Who are we?
Not a building. Nor a formal organization. It all started with Hazrat Inayat Khan and Universal Sufism.
Universal Sufism, a gift of Hazrat Inayat Khan
In 1910, Pir-o-Murshid Hazrat Inayat Khan, traveled from India as the first Sufi Master to come to the West, spreading the Sufi Message of Love Harmony and Beauty. A Sufi Master from India born into Persian nobility, Hazrat Inayat Khan introduced Universal Sufism to the United States.
Hazrat Inayat Khan was born in Gujarat, India and was initiated into the Chishti Order of Sufism. He also studied with masters of the Suhrawardiyya, Qadiriyya and Naqshbandi traditions. He left traditional Sufism behind when he established Universal Sufism in 1910, which grew throughout the 20th century.
Universal Sufism has many followers around the world. Many practice Zikr for remembering the Divine Source as well as performing other esoteric practices derived from ancient Zoroastrian, Hindu, Jewish, Christian, Islamic, and other traditions while adhering to the universalist philosophy of Hazrat Inayat Khan.
Each of the different Sufi Orders have an emblematic calligraphy called a "tughra" formed out of the name of their founding patron saint, often in the shape of something with which they identify. The words in a tughra follow the formula: Ya Hazrat-i, the saint's name, and the eulogistic phrase Qadusa Allah Sirrahu.
The winged heart is an old Sufi symbol from India and was chosen by
Pir-o-Murshid Inayat Khan as the seal of the Sufi Order of the West

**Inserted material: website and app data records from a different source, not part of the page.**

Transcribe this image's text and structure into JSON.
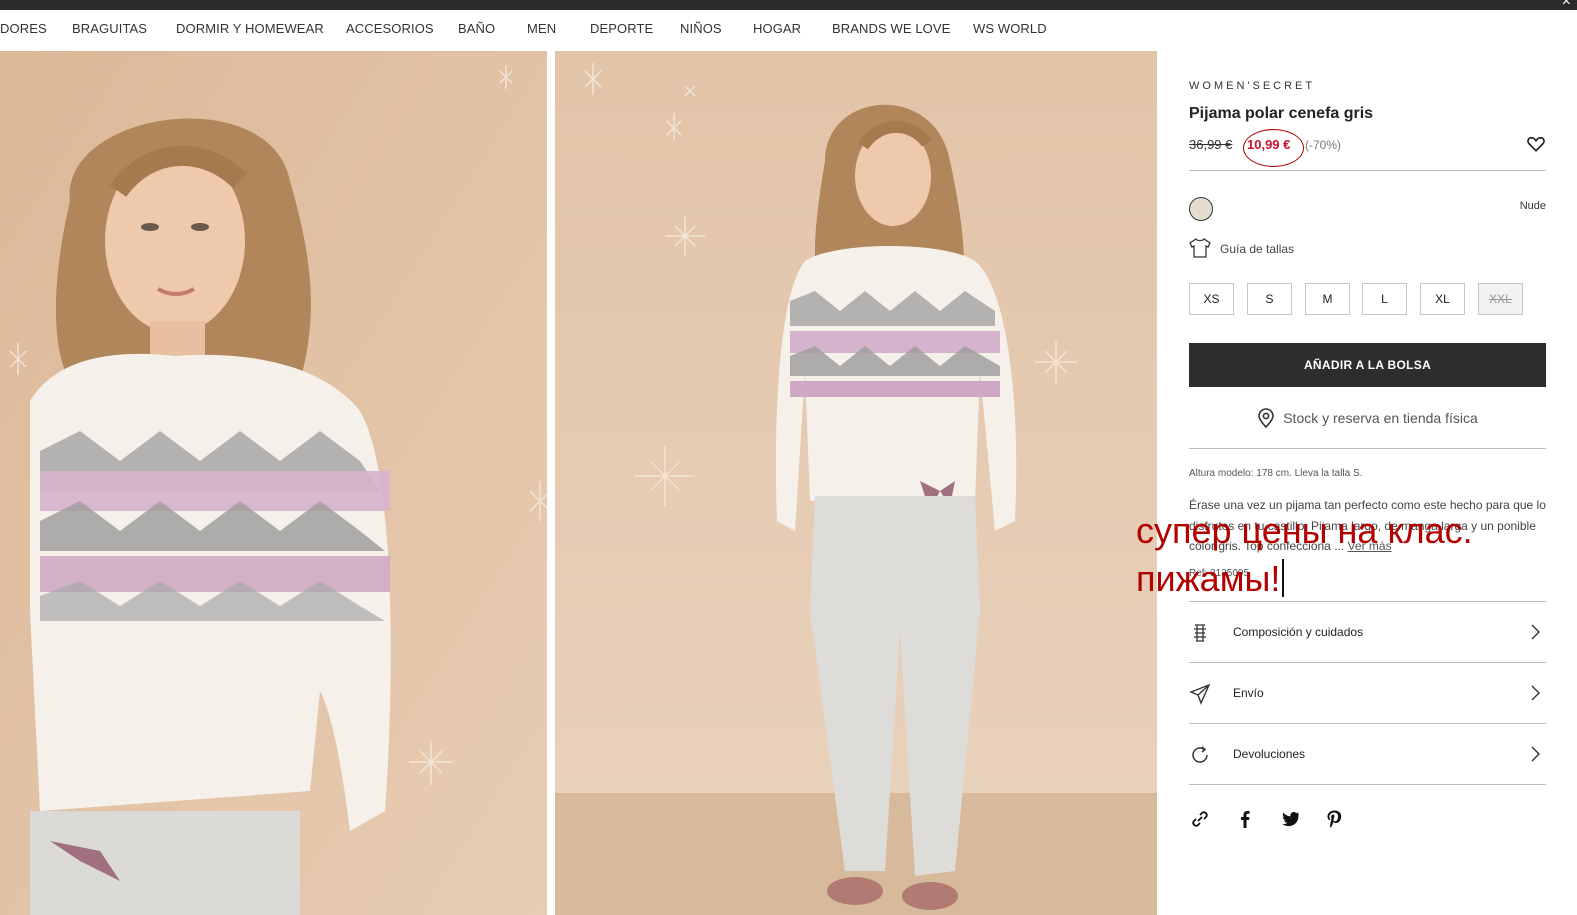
{
  "nav": {
    "items": [
      "DORES",
      "BRAGUITAS",
      "DORMIR Y HOMEWEAR",
      "ACCESORIOS",
      "BAÑO",
      "MEN",
      "DEPORTE",
      "NIÑOS",
      "HOGAR",
      "BRANDS WE LOVE",
      "WS WORLD"
    ]
  },
  "topbar": {
    "close": "×"
  },
  "product": {
    "brand": "WOMEN'SECRET",
    "title": "Pijama polar cenefa gris",
    "old_price": "36,99 €",
    "new_price": "10,99 €",
    "discount": "(-70%)",
    "color_name": "Nude",
    "size_guide": "Guía de tallas",
    "sizes": [
      {
        "label": "XS",
        "available": true
      },
      {
        "label": "S",
        "available": true
      },
      {
        "label": "M",
        "available": true
      },
      {
        "label": "L",
        "available": true
      },
      {
        "label": "XL",
        "available": true
      },
      {
        "label": "XXL",
        "available": false
      }
    ],
    "add_to_bag": "AÑADIR A LA BOLSA",
    "stock": "Stock y reserva en tienda física",
    "model_info": "Altura modelo: 178 cm.   Lleva la talla S.",
    "description": "Érase una vez un pijama tan perfecto como este hecho para que lo disfrutes en tu castillo. Pijama largo, de manga larga y un ponible color gris. Top confecciona ...",
    "ver_mas": "Ver más",
    "ref": "Ref: 3135095",
    "accordion": [
      "Composición y cuidados",
      "Envío",
      "Devoluciones"
    ]
  },
  "overlay_text": {
    "line1": "супер цены на клас.",
    "line2": "пижамы!"
  },
  "colors": {
    "sale": "#c8102e",
    "button": "#2d2d2d",
    "annotation": "#b30000",
    "photo_bg": "#e3c6aa"
  }
}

at its founding in 1910. This winged-heart tughra features
"Ya Hazrat-i Inayat" in the wings in mirror image (right-side-out
is on the left) and "Qadusa Allah Sirrahu" making up the heart.
Hazrat ("The Presence") is an honorific referring to the still-living
Presence of great saints who have passed from the earth. Qadusa Allah
Sirra hu means "God sanctify his Secret."
We could say that the whole phrase might poetically be translated:
"Behold: the Presence of Inayat. May his message be spread."
(Calligraphy and Commentary © Hafiz'u'llah Chishti)